Fried pies probably originated in the mountain region of the upper south during the 18th century.  The Scotch-Irish settlers used whatever ingredients they had on hand to make these convenient, pocket-sized desserts.  Most always had flour, lard, sugar, and dried apples in their pantries; and they could be carried to work to be eaten as a meal or a dessert whenever the laborer got hungry.  It’s hard to find a real fried pie in a restaurant these days.  From 1968-1992 McDonalds made decent fried pies, but then some idiotic corporate executive decided the junk food chain would gain more customers, if they substituted “healthier” baked pocket pies.  I wouldn’t waste a dollar on these phonies.  Some country restaurants still serve fried pies, and road side stands sometimes have them.  But they are rare.  And oftentimes, especially from road side stands, they are many days old and stale.  They are better made at home.

Real fried pies.

Powdered sugar is optional.

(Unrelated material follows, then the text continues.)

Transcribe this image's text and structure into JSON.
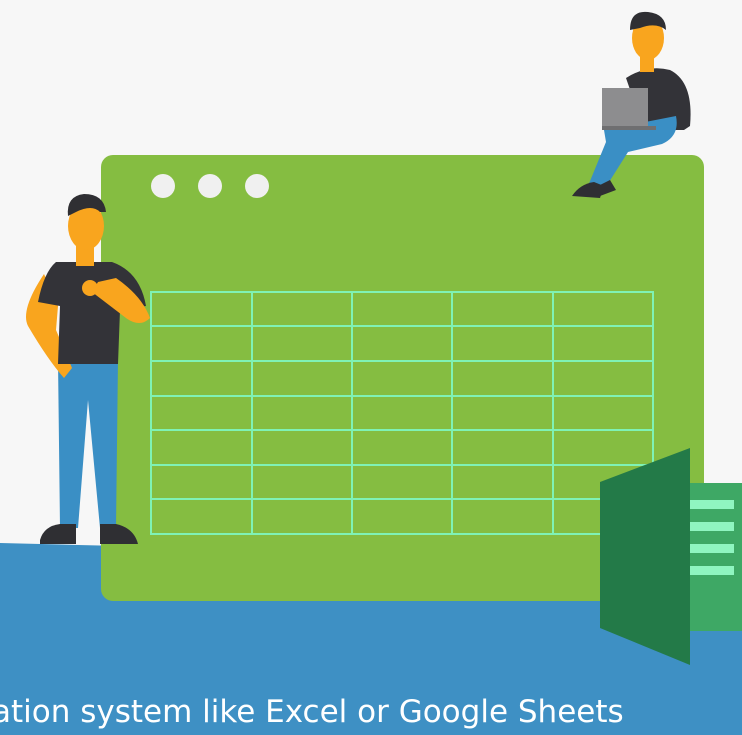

I’ve never seen a television chef make a fried pie correctly.  Emeril Lagasse and Alton Brown from Food Network use regular pie crust, and this just isn’t right–they might as well use cardboard.  They also use all-purpose flour which should be known as useless flour because it is good for nothing, except maybe thickening a gravy.  A real fried pie uses a slightly sweetened biscuit dough.  They are kind of a pain to make, so I only prepare them twice a year.  I make a fried apple pie in the winter, and a fried peach pie in the summer.  Take 1.5 cups of pure cake flour (not cake mix) and .5 cups of bread flour and mix them with about 1/4 cup of lard or butter-flavored Crisco.  Lard works best.  Add 2 tablespoons of sugar, a pinch of salt, and 1/2 teaspoon of baking powder.  The last time I made fried pies I used .5 cup of cake flour, 1 cup of a store brand bisquick flour, and .5 cup of bread flour because I didn’t have enough cake flour, and they were even better.  (I left out the baking powder because the bisquick already has leavening agents in it.)  Add enough buttermilk to make a dough that can be kneaded, and roll it into a flat thin pastry.  Cut the pastry into 6 squares and add some fruit in the middle.  Roll them up and fry them at 375 in rendered beef grease, lard, melted shortening, or corn oil.  Sprinkle powdered sugar on them.

For the fruit filling, dice 2 apples or 2 peaches and sautee them in 2 TBLs of butter and 1 TBL of flour.  Add 1 TBL of brown sugar.  Sautee them until the fruit is soft.  You may add cinnamon to them.  If there isn’t enough apple in the filling, add a little bit of applesauce.

Fried pies are flaky and satisfying.  They should be a little greasy.